Exercise objective = The result should be every line in the data below that carries the string "帮忙总结内容".

Data =
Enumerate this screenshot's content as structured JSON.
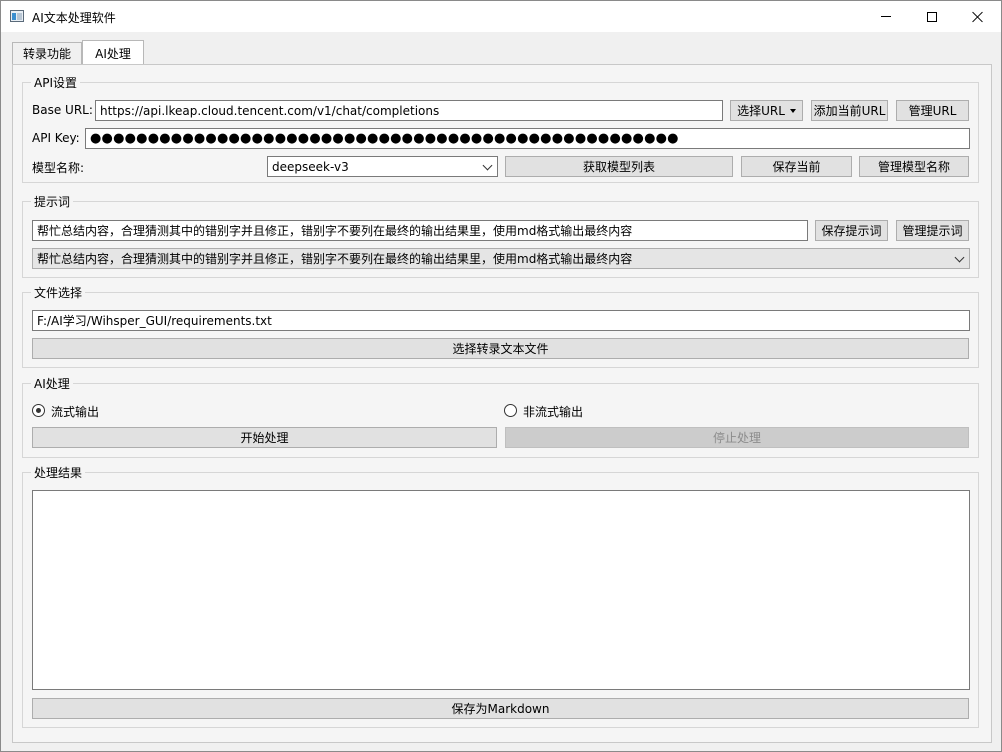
{
  "window": {
    "title": "AI文本处理软件"
  },
  "tabs": [
    {
      "label": "转录功能"
    },
    {
      "label": "AI处理"
    }
  ],
  "api_settings": {
    "title": "API设置",
    "base_url_label": "Base URL:",
    "base_url_value": "https://api.lkeap.cloud.tencent.com/v1/chat/completions",
    "select_url_label": "选择URL",
    "add_url_label": "添加当前URL",
    "manage_url_label": "管理URL",
    "api_key_label": "API Key:",
    "api_key_value": "●●●●●●●●●●●●●●●●●●●●●●●●●●●●●●●●●●●●●●●●●●●●●●●●●●●",
    "model_label": "模型名称:",
    "model_value": "deepseek-v3",
    "fetch_models_label": "获取模型列表",
    "save_current_label": "保存当前",
    "manage_models_label": "管理模型名称"
  },
  "prompt": {
    "title": "提示词",
    "prompt_value": "帮忙总结内容，合理猜测其中的错别字并且修正，错别字不要列在最终的输出结果里，使用md格式输出最终内容",
    "save_prompt_label": "保存提示词",
    "manage_prompt_label": "管理提示词",
    "prompt_select_value": "帮忙总结内容，合理猜测其中的错别字并且修正，错别字不要列在最终的输出结果里，使用md格式输出最终内容"
  },
  "file_select": {
    "title": "文件选择",
    "path_value": "F:/AI学习/Wihsper_GUI/requirements.txt",
    "select_button_label": "选择转录文本文件"
  },
  "ai_process": {
    "title": "AI处理",
    "stream_label": "流式输出",
    "non_stream_label": "非流式输出",
    "start_label": "开始处理",
    "stop_label": "停止处理"
  },
  "result": {
    "title": "处理结果",
    "content": "",
    "save_markdown_label": "保存为Markdown"
  }
}
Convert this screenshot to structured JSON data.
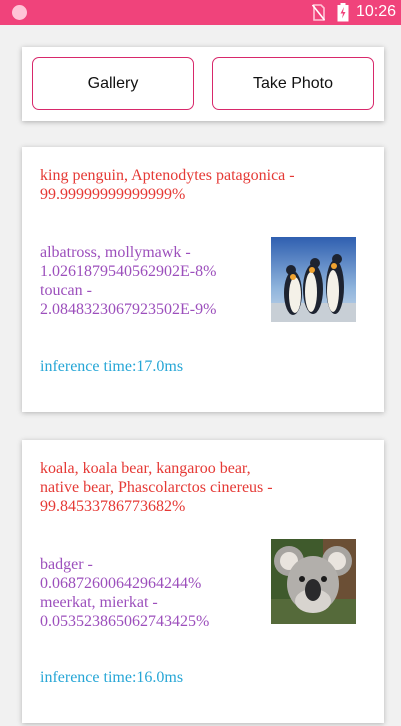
{
  "status_bar": {
    "time": "10:26",
    "color": "#f0437b",
    "icons": [
      "notification-dot-icon",
      "no-sim-icon",
      "battery-charging-icon"
    ]
  },
  "toolbar": {
    "gallery_label": "Gallery",
    "photo_label": "Take Photo",
    "accent": "#d8286b"
  },
  "results": [
    {
      "top": "king penguin, Aptenodytes patagonica   -\n99.99999999999999%",
      "others": "albatross, mollymawk   -\n1.0261879540562902E-8%\ntoucan   -\n2.0848323067923502E-9%",
      "inference": "inference time:17.0ms",
      "image": "king-penguins-image"
    },
    {
      "top": "koala, koala bear, kangaroo bear,\nnative bear, Phascolarctos cinereus   -\n99.84533786773682%",
      "others": "badger   -\n0.06872600642964244%\nmeerkat, mierkat   -\n0.053523865062743425%",
      "inference": "inference time:16.0ms",
      "image": "koala-image"
    }
  ],
  "colors": {
    "top_result": "#e53935",
    "other_results": "#9c4fbc",
    "inference": "#26a6d6"
  }
}
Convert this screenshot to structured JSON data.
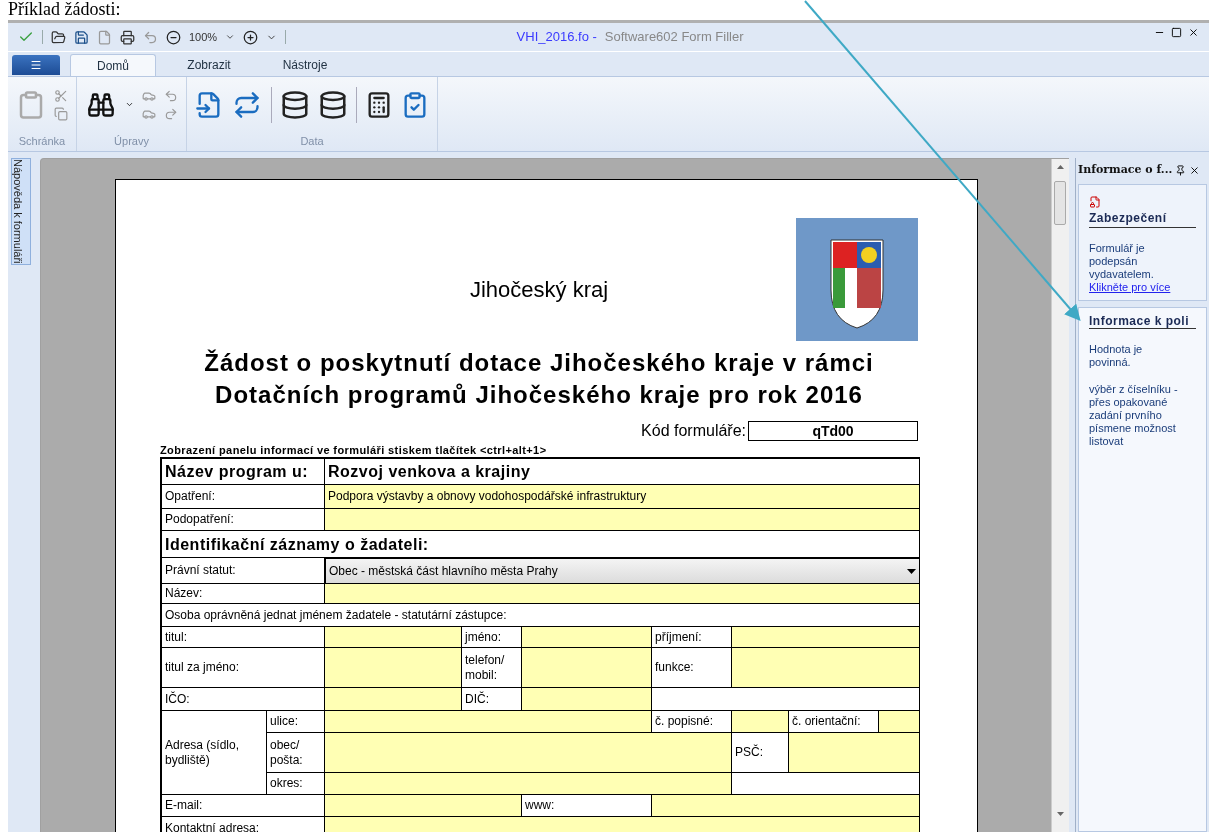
{
  "caption": "Příklad žádosti:",
  "window": {
    "title_file": "VHI_2016.fo -",
    "title_app": "Software602 Form Filler",
    "zoom": "100%"
  },
  "tabs": [
    {
      "label": "Domů",
      "selected": true
    },
    {
      "label": "Zobrazit",
      "selected": false
    },
    {
      "label": "Nástroje",
      "selected": false
    }
  ],
  "ribbon_groups": [
    {
      "label": "Schránka"
    },
    {
      "label": "Úpravy"
    },
    {
      "label": "Data"
    }
  ],
  "side_tab": "Nápověda k formuláři",
  "document": {
    "region": "Jihočeský kraj",
    "title": [
      "Žádost o poskytnutí dotace Jihočeského kraje v rámci",
      "Dotačních programů Jihočeského kraje pro rok 2016"
    ],
    "code_label": "Kód formuláře:",
    "code_value": "qTd00",
    "hint": "Zobrazení panelu informací ve formuláři stiskem tlačítek <ctrl+alt+1>",
    "cells": [
      {
        "kind": "heading",
        "text": "Název program u:"
      },
      {
        "kind": "heading",
        "text": "Rozvoj venkova a krajiny"
      },
      {
        "kind": "label",
        "text": "Opatření:"
      },
      {
        "kind": "field",
        "value": "Podpora výstavby a obnovy vodohospodářské infrastruktury"
      },
      {
        "kind": "label",
        "text": "Podopatření:"
      },
      {
        "kind": "field"
      },
      {
        "kind": "heading",
        "text": "Identifikační záznamy o žadateli:"
      },
      {
        "kind": "label",
        "text": "Právní statut:"
      },
      {
        "kind": "select",
        "value": "Obec - městská část hlavního města Prahy"
      },
      {
        "kind": "label",
        "text": "Název:"
      },
      {
        "kind": "field"
      },
      {
        "kind": "label",
        "text": "Osoba oprávněná jednat jménem žadatele - statutární zástupce:"
      },
      {
        "kind": "label",
        "text": "titul:"
      },
      {
        "kind": "field"
      },
      {
        "kind": "label",
        "text": "jméno:"
      },
      {
        "kind": "field"
      },
      {
        "kind": "label",
        "text": "příjmení:"
      },
      {
        "kind": "field"
      },
      {
        "kind": "label",
        "text": "titul za jméno:"
      },
      {
        "kind": "field"
      },
      {
        "kind": "label",
        "text": "telefon/ mobil:"
      },
      {
        "kind": "field"
      },
      {
        "kind": "label",
        "text": "funkce:"
      },
      {
        "kind": "field"
      },
      {
        "kind": "label",
        "text": "IČO:"
      },
      {
        "kind": "field"
      },
      {
        "kind": "label",
        "text": "DIČ:"
      },
      {
        "kind": "field"
      },
      {
        "kind": "blank"
      },
      {
        "kind": "label",
        "text": "Adresa (sídlo, bydliště)"
      },
      {
        "kind": "label",
        "text": "ulice:"
      },
      {
        "kind": "field"
      },
      {
        "kind": "label",
        "text": "č. popisné:"
      },
      {
        "kind": "field"
      },
      {
        "kind": "label",
        "text": "č. orientační:"
      },
      {
        "kind": "field"
      },
      {
        "kind": "label",
        "text": "obec/ pošta:"
      },
      {
        "kind": "field"
      },
      {
        "kind": "label",
        "text": "PSČ:"
      },
      {
        "kind": "field"
      },
      {
        "kind": "label",
        "text": "okres:"
      },
      {
        "kind": "field"
      },
      {
        "kind": "blank"
      },
      {
        "kind": "label",
        "text": "E-mail:"
      },
      {
        "kind": "field"
      },
      {
        "kind": "label",
        "text": "www:"
      },
      {
        "kind": "field"
      },
      {
        "kind": "label",
        "text": "Kontaktní adresa:"
      },
      {
        "kind": "field"
      }
    ]
  },
  "info_panel": {
    "title": "Informace o f...",
    "security": {
      "heading": "Zabezpečení",
      "text": "Formulář je podepsán vydavatelem.",
      "link": "Klikněte pro více"
    },
    "field_info": {
      "heading": "Informace k poli",
      "paragraphs": [
        "Hodnota je povinná.",
        "výběr z číselníku - přes opakované zadání prvního písmene možnost listovat"
      ]
    }
  }
}
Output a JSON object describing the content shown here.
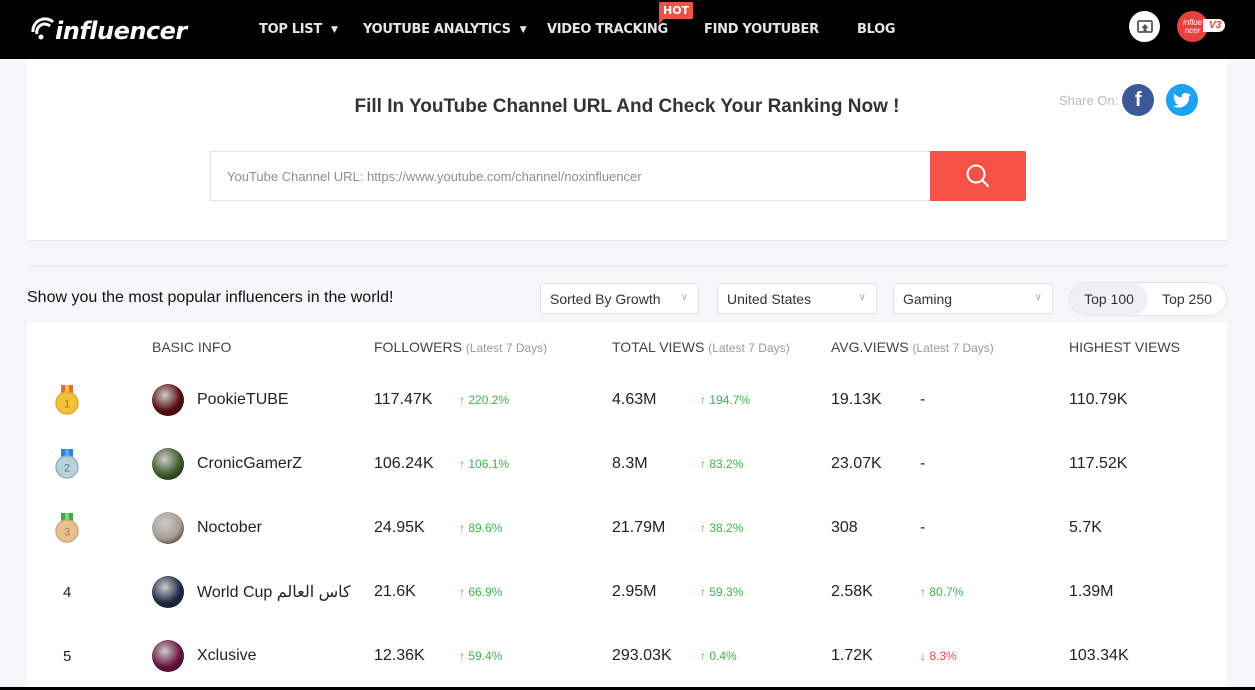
{
  "header": {
    "logo_text": "influencer",
    "nav": [
      {
        "label": "TOP LIST",
        "dropdown": true
      },
      {
        "label": "YOUTUBE ANALYTICS",
        "dropdown": true
      },
      {
        "label": "VIDEO TRACKING",
        "dropdown": false,
        "badge": "HOT"
      },
      {
        "label": "FIND YOUTUBER",
        "dropdown": false
      },
      {
        "label": "BLOG",
        "dropdown": false
      }
    ],
    "avatar_text": "influe ncer",
    "version_badge": "V3"
  },
  "search": {
    "title": "Fill In YouTube Channel URL And Check Your Ranking Now !",
    "placeholder": "YouTube Channel URL: https://www.youtube.com/channel/noxinfluencer",
    "share_label": "Share On:",
    "facebook_glyph": "f"
  },
  "filters": {
    "tagline": "Show you the most popular influencers in the world!",
    "sort": "Sorted By Growth",
    "country": "United States",
    "category": "Gaming",
    "toggle": [
      {
        "label": "Top 100",
        "active": true
      },
      {
        "label": "Top 250",
        "active": false
      }
    ]
  },
  "table": {
    "headers": {
      "basic_info": "BASIC INFO",
      "followers": "FOLLOWERS",
      "total_views": "TOTAL VIEWS",
      "avg_views": "AVG.VIEWS",
      "highest_views": "HIGHEST VIEWS",
      "period_note": "(Latest 7 Days)"
    },
    "rows": [
      {
        "rank": "1",
        "medal": "gold",
        "name": "PookieTUBE",
        "followers": "117.47K",
        "followers_change": "220.2%",
        "followers_dir": "up",
        "views": "4.63M",
        "views_change": "194.7%",
        "views_dir": "up",
        "avg": "19.13K",
        "avg_change": "-",
        "avg_dir": "none",
        "highest": "110.79K",
        "avatar_color": "#5a0c10"
      },
      {
        "rank": "2",
        "medal": "silver",
        "name": "CronicGamerZ",
        "followers": "106.24K",
        "followers_change": "106.1%",
        "followers_dir": "up",
        "views": "8.3M",
        "views_change": "83.2%",
        "views_dir": "up",
        "avg": "23.07K",
        "avg_change": "-",
        "avg_dir": "none",
        "highest": "117.52K",
        "avatar_color": "#3e5a2a"
      },
      {
        "rank": "3",
        "medal": "bronze",
        "name": "Noctober",
        "followers": "24.95K",
        "followers_change": "89.6%",
        "followers_dir": "up",
        "views": "21.79M",
        "views_change": "38.2%",
        "views_dir": "up",
        "avg": "308",
        "avg_change": "-",
        "avg_dir": "none",
        "highest": "5.7K",
        "avatar_color": "#a89c92"
      },
      {
        "rank": "4",
        "medal": "",
        "name": "World Cup كاس العالم",
        "followers": "21.6K",
        "followers_change": "66.9%",
        "followers_dir": "up",
        "views": "2.95M",
        "views_change": "59.3%",
        "views_dir": "up",
        "avg": "2.58K",
        "avg_change": "80.7%",
        "avg_dir": "up",
        "highest": "1.39M",
        "avatar_color": "#1f2a44"
      },
      {
        "rank": "5",
        "medal": "",
        "name": "Xclusive",
        "followers": "12.36K",
        "followers_change": "59.4%",
        "followers_dir": "up",
        "views": "293.03K",
        "views_change": "0.4%",
        "views_dir": "up",
        "avg": "1.72K",
        "avg_change": "8.3%",
        "avg_dir": "down",
        "highest": "103.34K",
        "avatar_color": "#6a1240"
      }
    ]
  },
  "colors": {
    "accent": "#f45246",
    "up": "#3ab44a",
    "down": "#ee4a4a",
    "facebook": "#3b5998",
    "twitter": "#1da1f2"
  }
}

Solved problem =
    "prompt_value": "帮忙总结内容，合理猜测其中的错别字并且修正，错别字不要列在最终的输出结果里，使用md格式输出最终内容",
    "prompt_select_value": "帮忙总结内容，合理猜测其中的错别字并且修正，错别字不要列在最终的输出结果里，使用md格式输出最终内容"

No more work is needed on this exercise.